This is the first Christmas that Frank hasn’t been employed, and he has always made a point of making an appearance at work to show support for those who have to work the holiday. Well, old habits die hard, because he kept thanking all the employees for working on Christmas Eve and asking them what time they were getting off of work and making a big fuss over all of them. I had to remind him a couple of times that he was off duty and that this wasn’t the restaurant in the casino!! It was very sweet.
So what did we do on Christmas Day?
Magnolia hosted Christmas dinner and we had another nice night of camaraderie, good food, and good fun. We were all missing our families, but we made the best of the situation and had a nice day together!
The next day was a work day . . . laundry, grocery shopping and boat maintenance! We did a good job of dividing and conquering chores that day.
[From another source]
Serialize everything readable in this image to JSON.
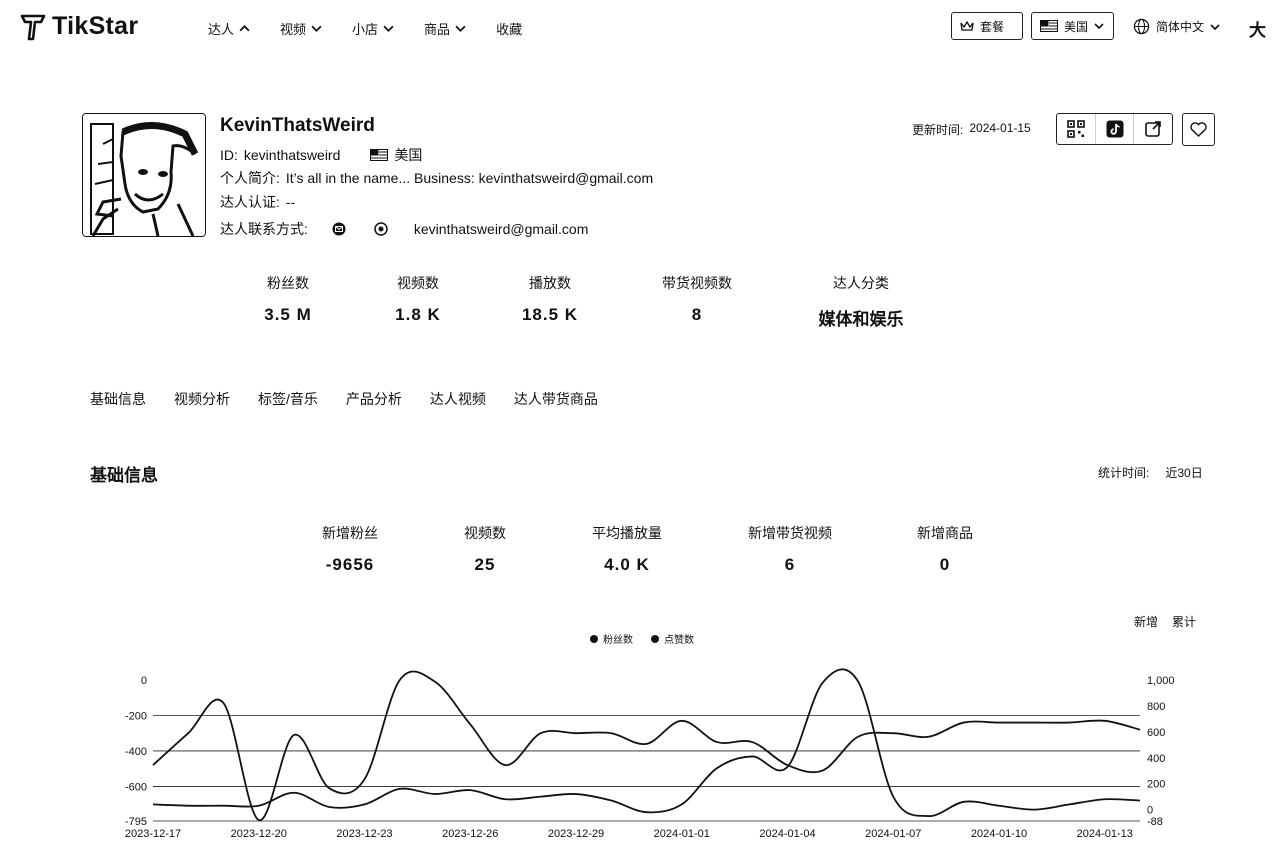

And then Friday, we took off for Miami. Still had to go through one more bridge before getting to the ocean to travel down to the Miami area. We can’t take the ICW to there (as is the case for most sail boats) because there is one fixed bridge that was built some time ago that is lower than the height of our mast. It was a good day on the water and . . . gasp . . . we saw those white things that flap in the breeze come out and our engine was turned off for a couple hours of the trip! Yahoo!
We got into Miami and anchored in Sunset Lake for a couple of nights. From there we could take the dinghy in and explore Miami Beach/South Beach area!
Today we moved to an anchorage south of Miami and closer to the ocean where we will leave tomorrow for our big adventure to the Bahamas! We are parked outside of No Name Harbor . . . I swear, that’s its name! Anchor up at first light and off to Bimini! It is only 40 some miles as the crow flies, but the Gulf Stream will pull us north for a while and our path will essentially be in the shape of an “S”. Tomorrow we will try to hustle to the local phone office to set up new phone numbers while we are in the Bahamas and to get a mobile WiFi unit hooked up. Our US phones are not usable in the Bahamas, so our current phone numbers will be useless for the next few months! We are hoping that we will be happily surprised by the amount of connectivity we’ll be able to have, but only time will tell! Wish us luck! New Years in Bimini, here we come!